On our arrival, we moved to the ledge that overlooked the city, the wind now biting our necks and arms. The shadow of Table Mountain cast what I deemed an undesirable shadow over much of the foreground. I then noticed the Athlone building, the one that was next to the Athlone Towers, prior to their destruction. The building is an amazing piece of industrial art by itself, shattered windows lined up on brick walls, towers leading up to the skies – but the old rusted metal fence that contains the beast makes it impossible to access. Now standing around 10 kilometers from the building, I replaced my Sigma 10-20mm with my Canon 400mm 5.6 and attempted to capture at least some of the power that this building seems to hold. The result was very different to my desired shots I’d like to get from with inside the fence, but I was pleased with the result regardless, specifically the fact that as the image slowly fades into the distance, you can see less industrial and suburban buildings, and begin to see more of nature, hills and mountains. The contrast between the untarnished mountain in the back and the abandoned old factory building in the foreground was something I found very appealing, and I rarely try to look for meaning or symbolism within a photograph.
Cathryn was left to wonder around the grass areas, focusing on the trees surrounding the monument, while I headed up and made the pillars my main focus. I am a complete sucker for symmetry, especially in photography, and even though it’s a basic rule of photography to not center your focus point, I will sometimes disobey that thought and be happy with the result.
A homeless man was sitting next to ol’ Cecil at the top of the monument stairs,looking over a city which had abandoned him. He was not young, but not old either.. Slightly greying, slipping away, somewhat like the sun at that minute. I wished I had the ability to approach him and to take photographs where he was the focus, but I had no change on me and I feel as though it would only be right to use him for my own personal gains if I were to provide something in return. Instead I sneaked a few shots using my wide angle lens, where he wouldn’t know he was being photographed.
We were then offered by the manager, to take advantage of the views present from the top of the roof. The roof is an area that is usually off limits, and was hidden behind a door marked “No Entry”. He opened the door for us, and we slowly climbed a set of dark, stairs in a tiny corridor that felt as though it lead to the depths of Satan’s lair. The wind up on the roof was unbearable and it was only a few minutes before we couldn’t take any more of the icy chill and headed back down and to the car.

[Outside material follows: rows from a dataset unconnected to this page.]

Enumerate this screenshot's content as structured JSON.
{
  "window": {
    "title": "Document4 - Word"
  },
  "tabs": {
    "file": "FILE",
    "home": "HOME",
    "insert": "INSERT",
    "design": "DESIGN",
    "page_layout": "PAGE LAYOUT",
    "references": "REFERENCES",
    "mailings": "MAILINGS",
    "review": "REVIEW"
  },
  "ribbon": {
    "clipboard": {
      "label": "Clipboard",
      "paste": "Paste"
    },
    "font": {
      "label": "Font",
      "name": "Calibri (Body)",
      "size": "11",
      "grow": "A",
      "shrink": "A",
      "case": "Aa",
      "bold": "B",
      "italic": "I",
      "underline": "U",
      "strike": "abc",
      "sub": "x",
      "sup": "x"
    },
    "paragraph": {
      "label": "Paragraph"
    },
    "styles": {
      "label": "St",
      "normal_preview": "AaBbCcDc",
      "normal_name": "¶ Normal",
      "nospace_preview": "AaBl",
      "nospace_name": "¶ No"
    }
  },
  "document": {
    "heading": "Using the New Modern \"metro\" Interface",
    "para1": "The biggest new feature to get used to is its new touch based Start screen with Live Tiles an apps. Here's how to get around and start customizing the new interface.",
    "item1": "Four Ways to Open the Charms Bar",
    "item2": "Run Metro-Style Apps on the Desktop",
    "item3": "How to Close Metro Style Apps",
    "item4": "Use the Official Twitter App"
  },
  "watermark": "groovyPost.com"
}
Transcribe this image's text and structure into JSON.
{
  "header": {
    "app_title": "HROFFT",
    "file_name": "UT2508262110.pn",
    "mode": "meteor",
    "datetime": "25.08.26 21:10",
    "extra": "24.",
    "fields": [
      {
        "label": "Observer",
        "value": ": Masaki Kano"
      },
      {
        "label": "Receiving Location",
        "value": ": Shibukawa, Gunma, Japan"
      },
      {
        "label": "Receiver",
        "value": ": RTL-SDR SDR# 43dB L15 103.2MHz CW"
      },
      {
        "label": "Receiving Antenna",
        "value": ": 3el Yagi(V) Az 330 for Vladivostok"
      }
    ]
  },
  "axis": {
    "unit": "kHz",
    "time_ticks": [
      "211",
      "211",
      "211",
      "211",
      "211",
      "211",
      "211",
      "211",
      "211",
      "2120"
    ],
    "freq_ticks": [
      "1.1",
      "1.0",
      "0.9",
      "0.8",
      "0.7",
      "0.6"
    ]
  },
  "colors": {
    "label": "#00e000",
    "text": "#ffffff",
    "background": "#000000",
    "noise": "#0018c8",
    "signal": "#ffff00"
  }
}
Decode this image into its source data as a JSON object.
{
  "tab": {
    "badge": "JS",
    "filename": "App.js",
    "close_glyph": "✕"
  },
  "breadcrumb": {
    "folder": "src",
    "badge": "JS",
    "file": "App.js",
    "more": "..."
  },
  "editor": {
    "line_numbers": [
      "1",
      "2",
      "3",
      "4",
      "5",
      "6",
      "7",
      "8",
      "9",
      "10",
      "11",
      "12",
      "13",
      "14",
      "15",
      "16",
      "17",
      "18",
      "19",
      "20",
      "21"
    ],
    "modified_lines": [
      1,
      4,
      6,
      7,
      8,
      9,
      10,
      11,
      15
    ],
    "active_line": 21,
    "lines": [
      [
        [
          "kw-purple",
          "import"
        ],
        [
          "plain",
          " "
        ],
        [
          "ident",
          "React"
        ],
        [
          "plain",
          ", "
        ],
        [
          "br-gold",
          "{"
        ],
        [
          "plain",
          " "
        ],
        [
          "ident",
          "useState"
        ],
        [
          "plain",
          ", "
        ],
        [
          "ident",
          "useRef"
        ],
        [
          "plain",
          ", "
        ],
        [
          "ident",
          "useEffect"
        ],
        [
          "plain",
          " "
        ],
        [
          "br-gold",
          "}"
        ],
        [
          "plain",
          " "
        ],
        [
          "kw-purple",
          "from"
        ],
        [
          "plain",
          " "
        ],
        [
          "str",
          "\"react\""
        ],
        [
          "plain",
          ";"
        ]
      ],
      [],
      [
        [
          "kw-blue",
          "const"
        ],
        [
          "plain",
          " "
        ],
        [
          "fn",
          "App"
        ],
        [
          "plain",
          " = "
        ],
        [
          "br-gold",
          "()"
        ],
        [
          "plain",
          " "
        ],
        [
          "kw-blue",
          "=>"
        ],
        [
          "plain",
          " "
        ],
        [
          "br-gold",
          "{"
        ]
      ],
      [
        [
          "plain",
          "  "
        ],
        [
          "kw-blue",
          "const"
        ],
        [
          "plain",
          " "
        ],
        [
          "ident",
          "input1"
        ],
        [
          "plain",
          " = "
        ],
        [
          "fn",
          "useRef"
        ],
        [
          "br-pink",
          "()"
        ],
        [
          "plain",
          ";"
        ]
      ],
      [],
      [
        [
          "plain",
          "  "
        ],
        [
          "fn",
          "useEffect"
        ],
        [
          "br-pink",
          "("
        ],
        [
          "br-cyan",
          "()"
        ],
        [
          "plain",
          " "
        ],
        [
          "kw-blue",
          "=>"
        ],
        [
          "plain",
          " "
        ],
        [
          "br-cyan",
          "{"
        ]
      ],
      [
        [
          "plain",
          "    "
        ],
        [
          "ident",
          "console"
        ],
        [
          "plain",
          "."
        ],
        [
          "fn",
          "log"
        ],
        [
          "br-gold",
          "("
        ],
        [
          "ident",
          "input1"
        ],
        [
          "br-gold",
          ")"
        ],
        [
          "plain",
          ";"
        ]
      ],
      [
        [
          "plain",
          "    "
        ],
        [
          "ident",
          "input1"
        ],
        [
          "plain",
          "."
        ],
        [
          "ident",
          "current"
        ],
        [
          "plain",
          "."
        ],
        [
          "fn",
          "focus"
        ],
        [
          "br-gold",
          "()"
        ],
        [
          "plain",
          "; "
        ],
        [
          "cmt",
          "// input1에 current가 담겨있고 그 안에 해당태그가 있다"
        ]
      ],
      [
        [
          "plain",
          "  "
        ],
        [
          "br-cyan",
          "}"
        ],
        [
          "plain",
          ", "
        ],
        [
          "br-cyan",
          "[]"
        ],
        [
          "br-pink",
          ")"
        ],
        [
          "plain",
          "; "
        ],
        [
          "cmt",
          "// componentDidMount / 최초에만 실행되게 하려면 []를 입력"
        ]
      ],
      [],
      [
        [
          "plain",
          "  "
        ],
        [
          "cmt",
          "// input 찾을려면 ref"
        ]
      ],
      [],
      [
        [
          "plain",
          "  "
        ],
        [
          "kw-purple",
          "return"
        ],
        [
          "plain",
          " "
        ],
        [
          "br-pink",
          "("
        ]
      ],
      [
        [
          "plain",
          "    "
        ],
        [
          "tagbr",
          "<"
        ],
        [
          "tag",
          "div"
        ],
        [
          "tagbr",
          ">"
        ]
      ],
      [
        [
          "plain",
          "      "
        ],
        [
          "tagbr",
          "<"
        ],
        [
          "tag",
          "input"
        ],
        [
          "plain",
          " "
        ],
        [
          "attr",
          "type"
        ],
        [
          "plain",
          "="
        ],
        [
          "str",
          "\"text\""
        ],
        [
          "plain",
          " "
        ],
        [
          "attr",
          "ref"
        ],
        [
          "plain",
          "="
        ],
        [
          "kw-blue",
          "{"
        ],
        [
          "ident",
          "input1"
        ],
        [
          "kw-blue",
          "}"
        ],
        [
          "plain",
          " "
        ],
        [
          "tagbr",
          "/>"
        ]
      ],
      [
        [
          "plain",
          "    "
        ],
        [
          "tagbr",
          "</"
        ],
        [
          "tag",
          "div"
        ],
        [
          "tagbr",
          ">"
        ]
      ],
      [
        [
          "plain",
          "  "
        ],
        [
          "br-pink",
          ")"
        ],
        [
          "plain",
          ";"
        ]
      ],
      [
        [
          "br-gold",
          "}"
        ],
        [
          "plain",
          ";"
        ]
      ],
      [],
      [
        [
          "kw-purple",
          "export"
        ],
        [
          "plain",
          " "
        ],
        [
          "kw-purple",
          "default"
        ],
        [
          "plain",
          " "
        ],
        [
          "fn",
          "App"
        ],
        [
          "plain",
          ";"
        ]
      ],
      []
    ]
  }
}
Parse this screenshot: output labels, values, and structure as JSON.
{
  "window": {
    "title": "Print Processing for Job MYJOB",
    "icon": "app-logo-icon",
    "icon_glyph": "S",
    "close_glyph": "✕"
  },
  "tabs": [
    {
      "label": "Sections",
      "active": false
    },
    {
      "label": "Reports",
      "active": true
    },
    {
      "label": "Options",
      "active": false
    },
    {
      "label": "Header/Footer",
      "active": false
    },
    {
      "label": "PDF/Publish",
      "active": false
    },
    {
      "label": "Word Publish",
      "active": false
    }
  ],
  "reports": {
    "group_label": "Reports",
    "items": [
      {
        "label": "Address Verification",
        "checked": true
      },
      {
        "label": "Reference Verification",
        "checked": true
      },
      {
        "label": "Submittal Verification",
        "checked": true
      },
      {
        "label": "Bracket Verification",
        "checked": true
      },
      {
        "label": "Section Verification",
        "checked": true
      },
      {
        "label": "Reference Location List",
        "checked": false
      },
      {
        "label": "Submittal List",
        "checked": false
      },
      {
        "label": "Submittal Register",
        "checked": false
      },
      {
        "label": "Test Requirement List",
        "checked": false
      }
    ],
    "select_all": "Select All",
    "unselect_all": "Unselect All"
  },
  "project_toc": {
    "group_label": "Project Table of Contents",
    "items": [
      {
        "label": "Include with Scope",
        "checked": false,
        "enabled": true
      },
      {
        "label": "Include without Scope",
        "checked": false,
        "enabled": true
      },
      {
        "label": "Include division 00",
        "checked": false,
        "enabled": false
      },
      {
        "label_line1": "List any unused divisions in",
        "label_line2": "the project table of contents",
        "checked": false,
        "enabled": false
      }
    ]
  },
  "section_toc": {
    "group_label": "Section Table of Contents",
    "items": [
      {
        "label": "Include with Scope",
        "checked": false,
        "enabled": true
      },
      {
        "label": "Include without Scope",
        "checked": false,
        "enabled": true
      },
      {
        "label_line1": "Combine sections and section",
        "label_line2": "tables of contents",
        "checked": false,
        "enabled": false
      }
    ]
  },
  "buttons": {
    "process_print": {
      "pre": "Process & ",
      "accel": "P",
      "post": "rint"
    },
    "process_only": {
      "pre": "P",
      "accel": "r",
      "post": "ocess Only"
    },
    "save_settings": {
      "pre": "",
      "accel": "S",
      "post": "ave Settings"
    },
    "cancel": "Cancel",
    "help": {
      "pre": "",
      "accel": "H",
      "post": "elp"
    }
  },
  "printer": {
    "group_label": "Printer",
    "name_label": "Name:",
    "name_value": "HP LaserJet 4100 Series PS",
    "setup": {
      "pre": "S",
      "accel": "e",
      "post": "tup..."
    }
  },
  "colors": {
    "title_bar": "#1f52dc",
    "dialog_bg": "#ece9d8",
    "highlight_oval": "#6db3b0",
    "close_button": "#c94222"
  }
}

I think that Rhodes Memorial, while offering some decent photographs, is still a place that can be appreciated more by the eye and a camera can’t really capture it effectively. None the less it was a pretty good evening adventure without much travel needed.